» **Problem details**
Could you restate every line of the data word for word?

» **Exercise material**

=== Begin Enclosure ===

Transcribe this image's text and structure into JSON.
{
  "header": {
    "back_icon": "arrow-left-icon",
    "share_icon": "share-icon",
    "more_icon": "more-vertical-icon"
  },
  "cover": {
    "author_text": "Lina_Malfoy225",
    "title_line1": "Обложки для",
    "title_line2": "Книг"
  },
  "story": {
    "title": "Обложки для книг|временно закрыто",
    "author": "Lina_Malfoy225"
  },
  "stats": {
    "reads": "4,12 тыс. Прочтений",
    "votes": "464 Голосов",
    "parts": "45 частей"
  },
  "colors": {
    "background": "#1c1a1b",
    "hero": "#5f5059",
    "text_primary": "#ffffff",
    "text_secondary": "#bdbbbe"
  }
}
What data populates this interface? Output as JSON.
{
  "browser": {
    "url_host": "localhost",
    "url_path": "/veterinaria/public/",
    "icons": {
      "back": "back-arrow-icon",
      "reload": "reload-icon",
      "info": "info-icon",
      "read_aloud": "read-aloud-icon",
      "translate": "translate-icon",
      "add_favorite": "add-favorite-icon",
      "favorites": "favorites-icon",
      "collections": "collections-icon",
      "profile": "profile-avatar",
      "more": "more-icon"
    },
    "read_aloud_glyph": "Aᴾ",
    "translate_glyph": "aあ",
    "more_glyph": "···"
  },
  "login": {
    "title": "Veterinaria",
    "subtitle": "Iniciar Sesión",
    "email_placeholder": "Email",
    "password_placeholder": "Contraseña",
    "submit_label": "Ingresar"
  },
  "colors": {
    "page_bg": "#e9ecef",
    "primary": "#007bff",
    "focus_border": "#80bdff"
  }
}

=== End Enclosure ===

» **Solution to this problem**
Transcribe this image's text and structure into JSON.
{
  "header": {
    "back_icon": "arrow-left-icon",
    "share_icon": "share-icon",
    "more_icon": "more-vertical-icon"
  },
  "cover": {
    "author_text": "Lina_Malfoy225",
    "title_line1": "Обложки для",
    "title_line2": "Книг"
  },
  "story": {
    "title": "Обложки для книг|временно закрыто",
    "author": "Lina_Malfoy225"
  },
  "stats": {
    "reads": "4,12 тыс. Прочтений",
    "votes": "464 Голосов",
    "parts": "45 частей"
  },
  "colors": {
    "background": "#1c1a1b",
    "hero": "#5f5059",
    "text_primary": "#ffffff",
    "text_secondary": "#bdbbbe"
  }
}
What data populates this interface? Output as JSON.
{
  "browser": {
    "url_host": "localhost",
    "url_path": "/veterinaria/public/",
    "icons": {
      "back": "back-arrow-icon",
      "reload": "reload-icon",
      "info": "info-icon",
      "read_aloud": "read-aloud-icon",
      "translate": "translate-icon",
      "add_favorite": "add-favorite-icon",
      "favorites": "favorites-icon",
      "collections": "collections-icon",
      "profile": "profile-avatar",
      "more": "more-icon"
    },
    "read_aloud_glyph": "Aᴾ",
    "translate_glyph": "aあ",
    "more_glyph": "···"
  },
  "login": {
    "title": "Veterinaria",
    "subtitle": "Iniciar Sesión",
    "email_placeholder": "Email",
    "password_placeholder": "Contraseña",
    "submit_label": "Ingresar"
  },
  "colors": {
    "page_bg": "#e9ecef",
    "primary": "#007bff",
    "focus_border": "#80bdff"
  }
}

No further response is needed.